Key risk indicators (KRIs) differ from key performance indicators (KPIs) in that they focus specifically on identifying and monitoring potential risks or vulnerabilities within an organization, while KPIs measure the performance and progress towards achieving goals and objectives.

Can Key Risk Indicators Be Used in Industries Other Than Finance?

Key risk indicators (KRIs) can apply across various industries, not just finance. These indicators are used to monitor and measure potential risks that an organization may face, helping to identify and mitigate potential threats to the business.

What Factors Should Be Considered When Selecting Appropriate Financial Risk Indicators?

When selecting appropriate financial risk indicators, several factors should be considered. These factors include the specific industry, the company’s risk appetite, the availability and reliability of data, and the relevance of the indicators to the company’s strategic objectives.

Are There Any Common Challenges or Limitations in Implementing Operational Risk Indicators?

Implementing operational risk indicators can present challenges and limitations. Factors such as data availability, relevance, and accuracy must be considered.
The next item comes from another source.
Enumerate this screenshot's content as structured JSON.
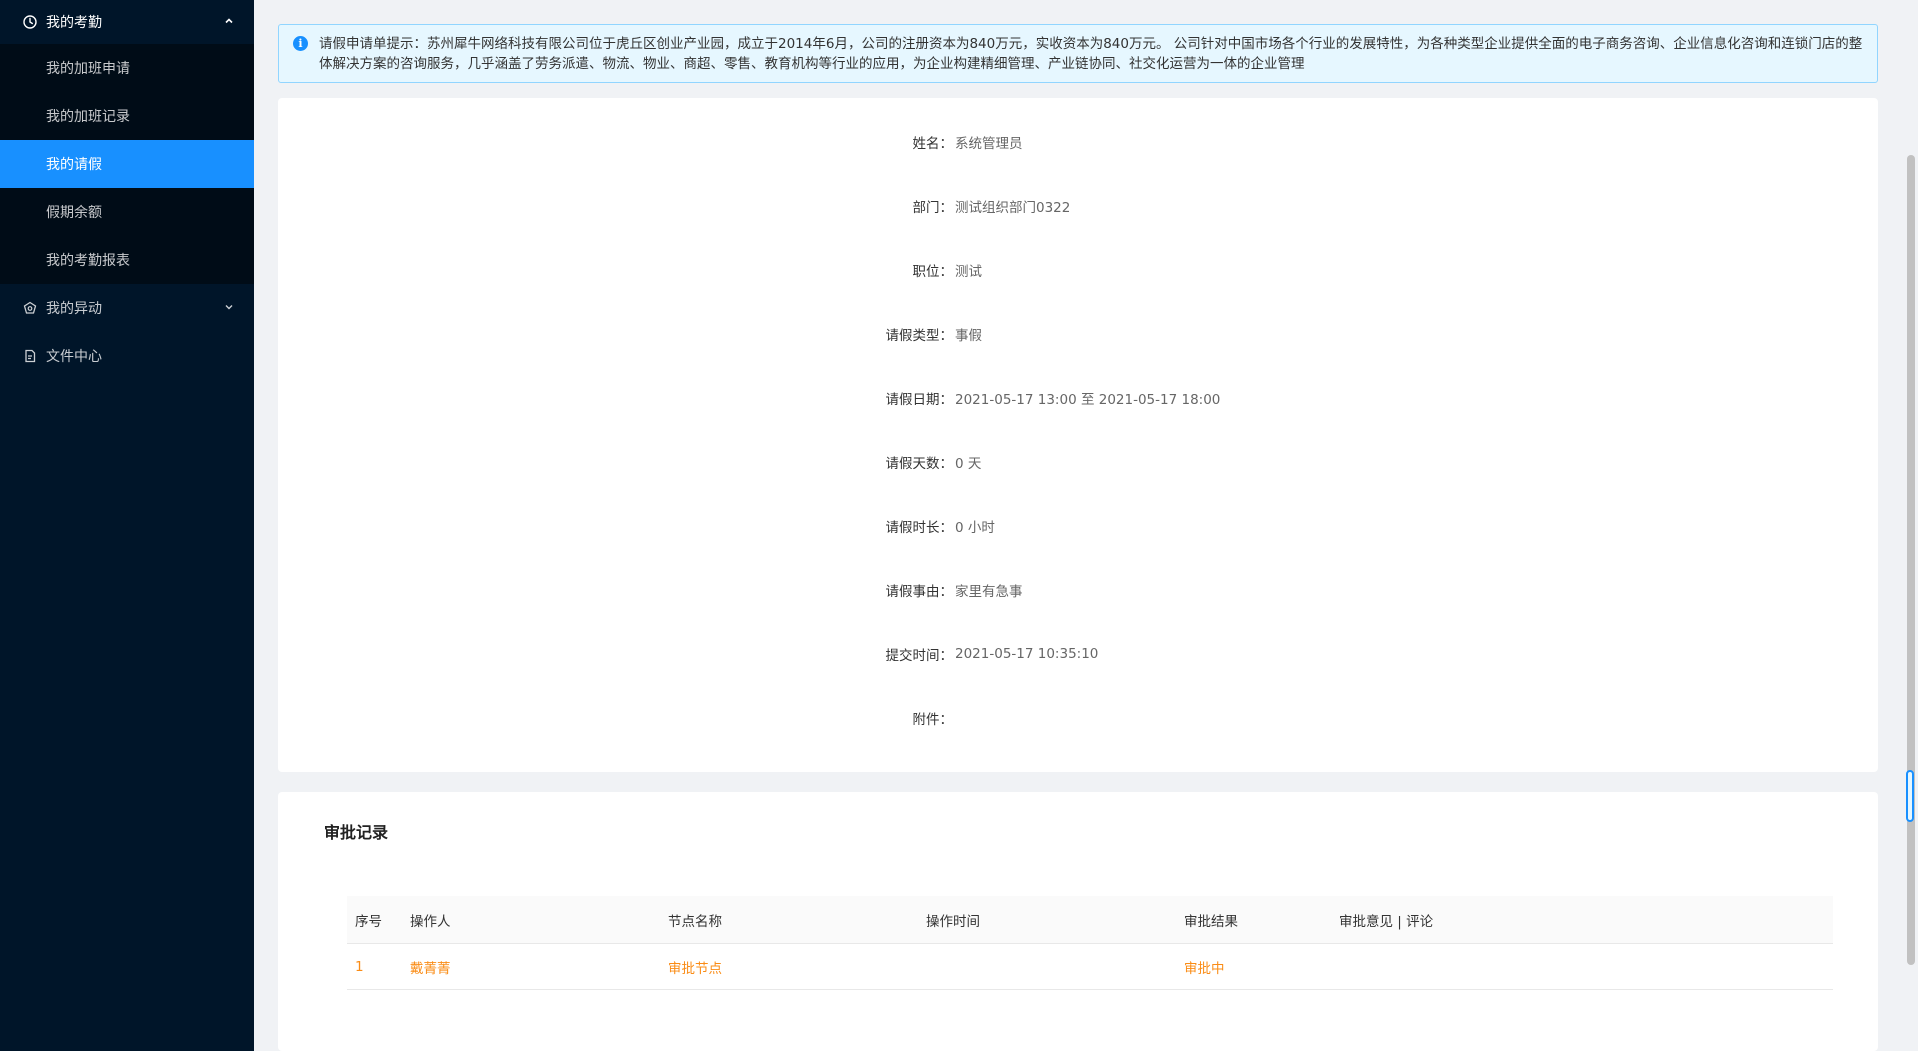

Additionally, aligning indicators with specific operational risks and ensuring their usefulness in decision-making are crucial for effective implementation.

How Can Key Risk Indicators Be Effectively Integrated Into an Organization’s Risk Management Framework?

Key risk indicators can be effectively integrated into an organization’s risk management framework by aligning them with strategic objectives, establishing clear thresholds, ensuring data accuracy and reliability, and regularly monitoring and reporting their performance.

financial, key risk indicator
Financial Key Risk Indicators Examples: What They Are and Examples of How to Use Them


Key Risk Indicators (KRIs) are essential for identifying and monitoring potential risks in various domains, such as finance and operations.

These indicators provide valuable insights into the likelihood and impact of risks, allowing organizations to take proactive measures to mitigate them.

Businesses can improve risk management and performance by analyzing and tracking KRIs..